Work request -
Scan the material that follows for lines with "more". Answer with how many there are, nothing else.

───── Data ─────

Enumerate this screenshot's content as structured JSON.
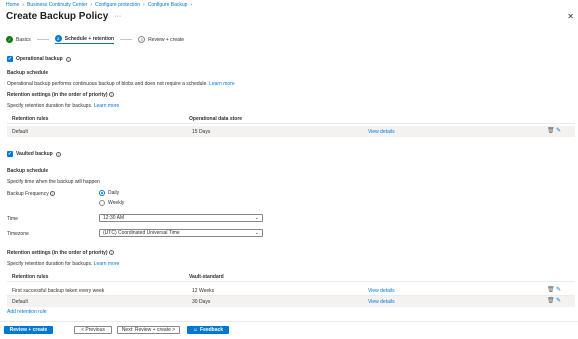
{
  "breadcrumb": [
    "Home",
    "Business Continuity Center",
    "Configure protection",
    "Configure Backup"
  ],
  "page": {
    "title": "Create Backup Policy",
    "more": "···",
    "close": "✕"
  },
  "steps": [
    {
      "label": "Basics",
      "status": "done",
      "icon": "✓"
    },
    {
      "label": "Schedule + retention",
      "status": "active",
      "icon": "2"
    },
    {
      "label": "Review + create",
      "status": "todo",
      "icon": "3"
    }
  ],
  "operational": {
    "title": "Operational backup",
    "checked": true,
    "schedule_heading": "Backup schedule",
    "schedule_text": "Operational backup performs continuous backup of blobs and does not require a schedule.",
    "learn_more": "Learn more",
    "retention_heading": "Retention settings (in the order of priority)",
    "retention_text": "Specify retention duration for backups.",
    "retention_learn_more": "Learn more",
    "table": {
      "headers": [
        "Retention rules",
        "Operational data store"
      ],
      "rows": [
        {
          "rule": "Default",
          "value": "15 Days",
          "action": "View details"
        }
      ]
    }
  },
  "vaulted": {
    "title": "Vaulted backup",
    "checked": true,
    "schedule_heading": "Backup schedule",
    "schedule_text": "Specify time when the backup will happen",
    "frequency_label": "Backup Frequency",
    "frequency_options": [
      "Daily",
      "Weekly"
    ],
    "frequency_selected": "Daily",
    "time_label": "Time",
    "time_value": "12:30 AM",
    "timezone_label": "Timezone",
    "timezone_value": "(UTC) Coordinated Universal Time",
    "retention_heading": "Retention settings (in the order of priority)",
    "retention_text": "Specify retention duration for backups.",
    "retention_learn_more": "Learn more",
    "table": {
      "headers": [
        "Retention rules",
        "Vault-standard"
      ],
      "rows": [
        {
          "rule": "First successful backup taken every week",
          "value": "12 Weeks",
          "action": "View details"
        },
        {
          "rule": "Default",
          "value": "30 Days",
          "action": "View details"
        }
      ]
    },
    "add_rule": "Add retention rule"
  },
  "footer": {
    "review_create": "Review + create",
    "previous": "< Previous",
    "next": "Next: Review + create >",
    "feedback": "Feedback"
  },
  "colors": {
    "accent": "#0078d4",
    "success": "#107c10",
    "row_bg": "#f3f2f1"
  }
}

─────

Your solution -
4